Thank God it’s Friday! Quick news from the food world (Week 42)

Here’s my article’s selection of the week:

EU

– EU project seeks to improve GM food safety testing, by Caroline Scott-Thomas+, on bakeryandsnacks.com: an EU-funded project that aims to improve safety testing for genetically modified (GM) foods has published its first results.

UK

– FSA promises probe after sheep’s milk protein found in UK goats’ cheese, by Mark Astley+ , on dairyreporter.com: the UK Food Standards Agency (FSA) has promised an investigation after several samples of goats’ cheese sold in Britain were found to contain up to 80% sheep’s cheese.

– Venomous spider strikes again, in Waitrose bananas, by Rod Addy+, on foodmanufacture.co.uk: a Waitrose shopper got the shock of his life when he uncovered the world’s deadliest spider in a bunch of bananas just delivered by the upmarket supermarket chain.

USA

– Are Recalls an Effective Element of Food Safety?, by James Andrews, on foodsafetynews.com: given that recalls are often not issued until after the damage has been done, the question has regularly been raised in the food industry as to whether or not recalls are an effective tool in food safety. The question was the topic of a debate at this year’s International Association of Food Protection (IAFP) conference in Indianapolis.

– FDA to hold public meeting on key FSMA proposed rules, by Heidi Parsons, on foodproductiondaily.com: the U.S. Food and Drug Administration (FDA) today announced it will hold a public meeting Nov. 13 to discuss potential changes to four proposed rules associated with the Food Safety Modernization Act (FSMA).

WTO Rules Against Country-of-Origin Labeling on Meat in U.S., by James Andrews, on foodsafetynews.com: the World Trade Organization (WTO) has ruled in favor of Canada and Mexico in an ongoing dispute with the United States over country-of-origin labeling (COOL) on meat.

– Making Sense of Seals of Approval, by Michele Simon, on foodlawfirm.com: “These days health-conscious consumers are increasingly seeking out food products not only with fewer ingredients and a “clean label”, but also foods produced in a manner that minimizes harm to the environment, among other ethical business practices. And it’s not enough to claim your product is healthy or sustainable with just words; to get that much-needed boost in a highly competitive marketplace, many food companies are spending the extra money to obtain third-party certification for various claims. But before jumping on the “seal of approval” bandwagon, it’s important to understand the legal implications of various types of certification. For example, some seals are legally defined and require third-party certification while others are just voluntary.”

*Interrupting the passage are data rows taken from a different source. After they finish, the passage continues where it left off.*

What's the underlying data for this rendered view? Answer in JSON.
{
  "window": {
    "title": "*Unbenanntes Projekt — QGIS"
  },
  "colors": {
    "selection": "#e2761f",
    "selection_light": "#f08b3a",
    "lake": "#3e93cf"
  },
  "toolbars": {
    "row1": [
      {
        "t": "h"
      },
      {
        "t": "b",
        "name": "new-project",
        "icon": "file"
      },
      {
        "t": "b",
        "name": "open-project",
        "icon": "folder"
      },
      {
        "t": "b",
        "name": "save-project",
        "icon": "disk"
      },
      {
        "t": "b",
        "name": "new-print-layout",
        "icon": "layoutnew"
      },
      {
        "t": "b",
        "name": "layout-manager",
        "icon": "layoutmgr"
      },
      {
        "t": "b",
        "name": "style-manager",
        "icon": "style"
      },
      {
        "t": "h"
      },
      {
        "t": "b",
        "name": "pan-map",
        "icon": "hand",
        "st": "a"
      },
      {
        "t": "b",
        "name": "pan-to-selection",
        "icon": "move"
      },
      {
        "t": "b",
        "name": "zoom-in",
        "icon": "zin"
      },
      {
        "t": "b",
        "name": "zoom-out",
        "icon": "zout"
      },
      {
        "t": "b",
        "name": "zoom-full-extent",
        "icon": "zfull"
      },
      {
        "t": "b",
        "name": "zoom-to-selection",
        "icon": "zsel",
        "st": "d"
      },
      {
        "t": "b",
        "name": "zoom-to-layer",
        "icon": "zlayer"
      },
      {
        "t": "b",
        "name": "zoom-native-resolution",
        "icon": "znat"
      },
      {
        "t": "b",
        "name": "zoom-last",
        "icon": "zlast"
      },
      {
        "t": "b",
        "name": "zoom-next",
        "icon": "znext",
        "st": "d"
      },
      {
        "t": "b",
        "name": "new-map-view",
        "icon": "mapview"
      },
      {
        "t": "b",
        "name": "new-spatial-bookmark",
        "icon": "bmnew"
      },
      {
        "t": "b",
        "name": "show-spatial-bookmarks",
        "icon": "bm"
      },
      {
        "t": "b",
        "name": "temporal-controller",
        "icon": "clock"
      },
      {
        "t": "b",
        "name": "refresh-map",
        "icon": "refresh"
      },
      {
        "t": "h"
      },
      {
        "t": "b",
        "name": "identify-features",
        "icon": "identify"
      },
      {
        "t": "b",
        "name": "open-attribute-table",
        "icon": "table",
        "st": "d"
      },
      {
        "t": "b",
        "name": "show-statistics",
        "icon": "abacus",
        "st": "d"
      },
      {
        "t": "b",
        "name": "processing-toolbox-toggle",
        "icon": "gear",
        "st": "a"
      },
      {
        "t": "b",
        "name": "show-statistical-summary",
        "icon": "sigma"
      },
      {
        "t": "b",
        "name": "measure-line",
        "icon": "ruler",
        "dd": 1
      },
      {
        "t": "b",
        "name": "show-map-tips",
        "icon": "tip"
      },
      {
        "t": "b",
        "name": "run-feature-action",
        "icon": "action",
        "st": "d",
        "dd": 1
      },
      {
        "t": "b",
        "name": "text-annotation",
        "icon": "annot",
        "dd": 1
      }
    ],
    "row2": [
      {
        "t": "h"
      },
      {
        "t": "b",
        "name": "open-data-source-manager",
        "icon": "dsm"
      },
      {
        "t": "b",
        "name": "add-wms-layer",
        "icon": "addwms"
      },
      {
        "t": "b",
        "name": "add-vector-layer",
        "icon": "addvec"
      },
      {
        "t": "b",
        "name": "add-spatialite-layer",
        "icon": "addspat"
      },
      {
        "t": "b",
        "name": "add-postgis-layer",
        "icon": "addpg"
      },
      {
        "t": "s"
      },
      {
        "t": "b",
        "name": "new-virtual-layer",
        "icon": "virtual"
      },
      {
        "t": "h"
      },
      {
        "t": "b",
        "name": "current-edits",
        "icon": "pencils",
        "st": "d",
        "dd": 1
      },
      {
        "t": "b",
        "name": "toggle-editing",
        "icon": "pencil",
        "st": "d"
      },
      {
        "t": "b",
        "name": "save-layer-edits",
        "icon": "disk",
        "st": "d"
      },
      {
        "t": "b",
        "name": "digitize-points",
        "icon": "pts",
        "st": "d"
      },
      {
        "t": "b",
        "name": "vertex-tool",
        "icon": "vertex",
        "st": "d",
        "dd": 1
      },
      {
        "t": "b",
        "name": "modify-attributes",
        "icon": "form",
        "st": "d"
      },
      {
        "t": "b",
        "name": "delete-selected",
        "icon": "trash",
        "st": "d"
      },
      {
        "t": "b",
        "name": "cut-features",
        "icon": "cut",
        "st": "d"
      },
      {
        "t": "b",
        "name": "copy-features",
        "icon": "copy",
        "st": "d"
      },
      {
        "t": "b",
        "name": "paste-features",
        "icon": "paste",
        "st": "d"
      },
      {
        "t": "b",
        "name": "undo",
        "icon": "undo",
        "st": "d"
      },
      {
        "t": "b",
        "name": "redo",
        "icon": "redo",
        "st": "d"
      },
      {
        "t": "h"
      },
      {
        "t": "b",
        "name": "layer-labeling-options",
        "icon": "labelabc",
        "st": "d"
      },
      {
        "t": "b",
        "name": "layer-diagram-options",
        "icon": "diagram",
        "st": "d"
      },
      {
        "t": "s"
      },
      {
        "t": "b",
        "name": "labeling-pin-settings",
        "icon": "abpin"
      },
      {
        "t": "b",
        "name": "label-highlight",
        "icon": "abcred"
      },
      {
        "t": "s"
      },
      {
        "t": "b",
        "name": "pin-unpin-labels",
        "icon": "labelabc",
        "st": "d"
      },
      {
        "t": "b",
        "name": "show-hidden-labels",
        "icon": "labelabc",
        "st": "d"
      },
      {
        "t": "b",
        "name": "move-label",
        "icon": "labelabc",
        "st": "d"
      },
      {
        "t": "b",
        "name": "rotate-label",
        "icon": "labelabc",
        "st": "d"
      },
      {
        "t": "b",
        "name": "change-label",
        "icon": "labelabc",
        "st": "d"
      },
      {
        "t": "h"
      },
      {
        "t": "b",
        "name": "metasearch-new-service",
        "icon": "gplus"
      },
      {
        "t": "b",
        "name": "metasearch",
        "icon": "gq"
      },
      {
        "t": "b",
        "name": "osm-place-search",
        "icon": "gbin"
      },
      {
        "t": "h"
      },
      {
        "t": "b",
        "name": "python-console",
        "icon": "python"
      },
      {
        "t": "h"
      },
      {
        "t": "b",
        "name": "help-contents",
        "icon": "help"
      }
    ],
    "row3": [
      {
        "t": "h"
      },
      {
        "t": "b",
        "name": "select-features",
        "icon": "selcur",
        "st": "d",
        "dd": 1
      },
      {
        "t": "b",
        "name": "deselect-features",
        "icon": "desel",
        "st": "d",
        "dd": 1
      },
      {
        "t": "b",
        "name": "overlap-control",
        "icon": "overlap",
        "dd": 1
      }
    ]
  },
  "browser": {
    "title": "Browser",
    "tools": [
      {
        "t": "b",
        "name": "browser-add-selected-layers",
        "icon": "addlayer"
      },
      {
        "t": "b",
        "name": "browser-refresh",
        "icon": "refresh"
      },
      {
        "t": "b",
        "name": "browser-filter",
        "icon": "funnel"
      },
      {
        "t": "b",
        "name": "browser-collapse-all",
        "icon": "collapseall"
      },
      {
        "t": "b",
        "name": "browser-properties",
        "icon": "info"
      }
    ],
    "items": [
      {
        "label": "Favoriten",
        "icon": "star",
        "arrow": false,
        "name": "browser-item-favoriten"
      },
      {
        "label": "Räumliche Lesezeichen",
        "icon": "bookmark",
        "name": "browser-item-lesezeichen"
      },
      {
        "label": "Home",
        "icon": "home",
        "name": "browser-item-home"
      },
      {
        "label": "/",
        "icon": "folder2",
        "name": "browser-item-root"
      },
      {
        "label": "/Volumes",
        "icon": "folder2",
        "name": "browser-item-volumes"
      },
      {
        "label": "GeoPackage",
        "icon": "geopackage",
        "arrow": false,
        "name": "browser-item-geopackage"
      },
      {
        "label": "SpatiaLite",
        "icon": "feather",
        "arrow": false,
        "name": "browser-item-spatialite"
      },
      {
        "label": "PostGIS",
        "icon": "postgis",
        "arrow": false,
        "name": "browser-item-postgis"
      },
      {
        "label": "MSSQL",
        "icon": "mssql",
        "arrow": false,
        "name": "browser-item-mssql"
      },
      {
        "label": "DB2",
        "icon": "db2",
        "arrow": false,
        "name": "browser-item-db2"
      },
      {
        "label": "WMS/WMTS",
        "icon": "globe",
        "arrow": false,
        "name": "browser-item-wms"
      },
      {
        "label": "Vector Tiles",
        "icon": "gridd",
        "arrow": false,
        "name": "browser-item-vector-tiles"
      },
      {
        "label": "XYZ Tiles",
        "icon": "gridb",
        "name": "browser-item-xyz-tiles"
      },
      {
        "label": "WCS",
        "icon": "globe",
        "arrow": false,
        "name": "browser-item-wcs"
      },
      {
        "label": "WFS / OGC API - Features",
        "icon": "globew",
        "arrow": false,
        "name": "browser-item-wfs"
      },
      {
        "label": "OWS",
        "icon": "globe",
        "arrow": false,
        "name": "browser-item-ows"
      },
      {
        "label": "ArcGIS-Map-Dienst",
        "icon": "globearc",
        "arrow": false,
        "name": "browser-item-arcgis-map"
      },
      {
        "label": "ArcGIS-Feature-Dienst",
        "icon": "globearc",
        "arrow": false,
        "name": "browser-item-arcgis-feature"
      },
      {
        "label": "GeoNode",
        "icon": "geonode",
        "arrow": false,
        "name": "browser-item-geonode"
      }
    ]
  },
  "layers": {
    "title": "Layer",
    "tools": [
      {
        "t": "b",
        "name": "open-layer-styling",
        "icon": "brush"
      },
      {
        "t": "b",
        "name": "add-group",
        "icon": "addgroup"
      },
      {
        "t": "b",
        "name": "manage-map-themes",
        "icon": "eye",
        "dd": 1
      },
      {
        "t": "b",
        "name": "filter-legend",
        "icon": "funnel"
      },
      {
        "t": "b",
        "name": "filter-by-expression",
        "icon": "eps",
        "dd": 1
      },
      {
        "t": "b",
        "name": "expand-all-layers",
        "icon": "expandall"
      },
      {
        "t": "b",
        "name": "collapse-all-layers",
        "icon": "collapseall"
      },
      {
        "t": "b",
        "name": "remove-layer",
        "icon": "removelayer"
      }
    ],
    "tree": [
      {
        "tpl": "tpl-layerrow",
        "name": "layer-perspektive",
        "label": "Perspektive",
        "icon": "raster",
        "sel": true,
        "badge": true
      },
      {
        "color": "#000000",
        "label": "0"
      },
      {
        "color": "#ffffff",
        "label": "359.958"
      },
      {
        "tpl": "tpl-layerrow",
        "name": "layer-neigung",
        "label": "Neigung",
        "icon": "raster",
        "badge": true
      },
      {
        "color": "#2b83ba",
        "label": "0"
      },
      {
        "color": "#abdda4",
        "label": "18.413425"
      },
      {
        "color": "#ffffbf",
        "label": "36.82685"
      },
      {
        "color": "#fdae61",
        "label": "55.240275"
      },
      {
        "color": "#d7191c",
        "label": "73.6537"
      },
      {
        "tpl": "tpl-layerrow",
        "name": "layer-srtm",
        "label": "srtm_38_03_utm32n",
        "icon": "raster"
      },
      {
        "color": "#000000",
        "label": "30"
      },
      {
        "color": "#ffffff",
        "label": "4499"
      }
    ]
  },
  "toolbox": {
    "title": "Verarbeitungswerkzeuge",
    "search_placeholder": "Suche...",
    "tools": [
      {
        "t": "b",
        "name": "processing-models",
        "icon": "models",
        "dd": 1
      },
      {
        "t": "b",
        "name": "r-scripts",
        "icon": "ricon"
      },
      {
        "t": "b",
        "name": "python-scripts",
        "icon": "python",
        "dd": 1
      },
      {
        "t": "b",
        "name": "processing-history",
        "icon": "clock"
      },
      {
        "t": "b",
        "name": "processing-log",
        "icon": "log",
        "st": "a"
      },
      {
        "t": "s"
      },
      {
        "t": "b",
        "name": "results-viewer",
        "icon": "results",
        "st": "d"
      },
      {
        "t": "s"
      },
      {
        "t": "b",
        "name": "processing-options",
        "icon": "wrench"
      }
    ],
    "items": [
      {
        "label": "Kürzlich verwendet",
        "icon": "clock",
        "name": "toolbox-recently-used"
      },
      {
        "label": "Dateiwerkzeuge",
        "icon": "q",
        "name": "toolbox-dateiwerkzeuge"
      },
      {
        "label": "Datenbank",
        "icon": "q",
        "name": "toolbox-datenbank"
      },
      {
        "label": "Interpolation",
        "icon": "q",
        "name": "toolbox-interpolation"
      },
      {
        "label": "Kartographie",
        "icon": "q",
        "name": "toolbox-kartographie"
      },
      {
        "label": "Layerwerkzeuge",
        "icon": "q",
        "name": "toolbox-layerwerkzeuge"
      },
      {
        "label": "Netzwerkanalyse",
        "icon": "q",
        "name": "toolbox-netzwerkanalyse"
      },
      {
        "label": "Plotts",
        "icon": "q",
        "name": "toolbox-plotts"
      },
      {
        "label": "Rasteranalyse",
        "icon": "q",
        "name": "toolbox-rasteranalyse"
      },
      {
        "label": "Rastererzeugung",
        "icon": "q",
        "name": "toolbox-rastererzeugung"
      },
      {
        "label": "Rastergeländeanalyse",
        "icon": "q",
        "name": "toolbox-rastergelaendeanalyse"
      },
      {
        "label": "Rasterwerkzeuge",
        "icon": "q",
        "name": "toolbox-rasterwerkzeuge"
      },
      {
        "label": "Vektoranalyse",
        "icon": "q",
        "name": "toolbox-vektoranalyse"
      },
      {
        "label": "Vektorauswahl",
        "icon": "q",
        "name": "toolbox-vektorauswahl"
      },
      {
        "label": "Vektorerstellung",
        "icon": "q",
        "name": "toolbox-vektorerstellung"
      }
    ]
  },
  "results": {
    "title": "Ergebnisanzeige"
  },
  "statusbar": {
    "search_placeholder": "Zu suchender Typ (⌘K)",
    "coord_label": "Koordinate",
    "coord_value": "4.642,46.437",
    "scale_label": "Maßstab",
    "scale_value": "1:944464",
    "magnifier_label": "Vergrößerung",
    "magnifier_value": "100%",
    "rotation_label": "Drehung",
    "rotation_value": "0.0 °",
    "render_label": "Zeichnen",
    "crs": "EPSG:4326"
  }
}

EU Food Law Hanbook

EU Food Law Handbook

edited by: B. v.d. Meulen

ISBN: 978-90-8686-246-7
Price:  € 75.00  (excluding VAT)

Today I want to focus your attention on this really amazing “handbook”, that – despite the name – is really  a complete manual about the fundamentals of EU food law (692 pg.). It touches any argument of interest for practitioners and academics and its multidisciplinary approach grants a broad view on the topics.

The book is edited by Prof. Bernd Van der Muelen and see the participation of really good friends and gifted professionals like Martin Holle (Nutrition policy in the European Union), Cecilia Kuhn and Francesco Montanari (Importing food into the EU), Rozita Spirovska Vaskoska and many others.

The twenty-first century has witnessed a fundamental reform of food law in the European Union, to the point where modern EU food law has now come of age. This ‘EU Food Law Handbook’ presents the most significant elements of these legal developments with contributions from a highly qualified team of academics and practitioners. Their analysis is based on a shared vision of the structure and content of EU food law. The book takes the perspective of food law embedded within general EU law. It highlights the consequences of this combination and provides insights into both substantive and procedural food law.
Taking the General Food Law as a focal point, this handbook analyses and explains the institutional, substantive and procedural elements of EU food law. Principles are discussed as well as specific rules addressing food as a product, the processes related to food and communication about food to consumers through labelling. These rules define requirements on subjects like market authorisation for food additives, novel foods and genetically modified foods, food hygiene, tracking & tracing, withdrawal & recall. The powers of public authorities to enforce food law and to deal with incidents are outlined. Attention is given to the international context (WTO, Codex Alimentarius) as well as to private standards.
In addition to the systematic analysis, the book includes selected topics such as nutrition and health policy, special foods, food import requirements, food contact materials, intellectual property and animal feed.
The ‘EU Food Law Handbook’ is produced in co-operation with the European Institute for Food Law. It is relevant for practitioners and academics both with and without a background in law. It is ideal for education purposes.
To buy the book: link.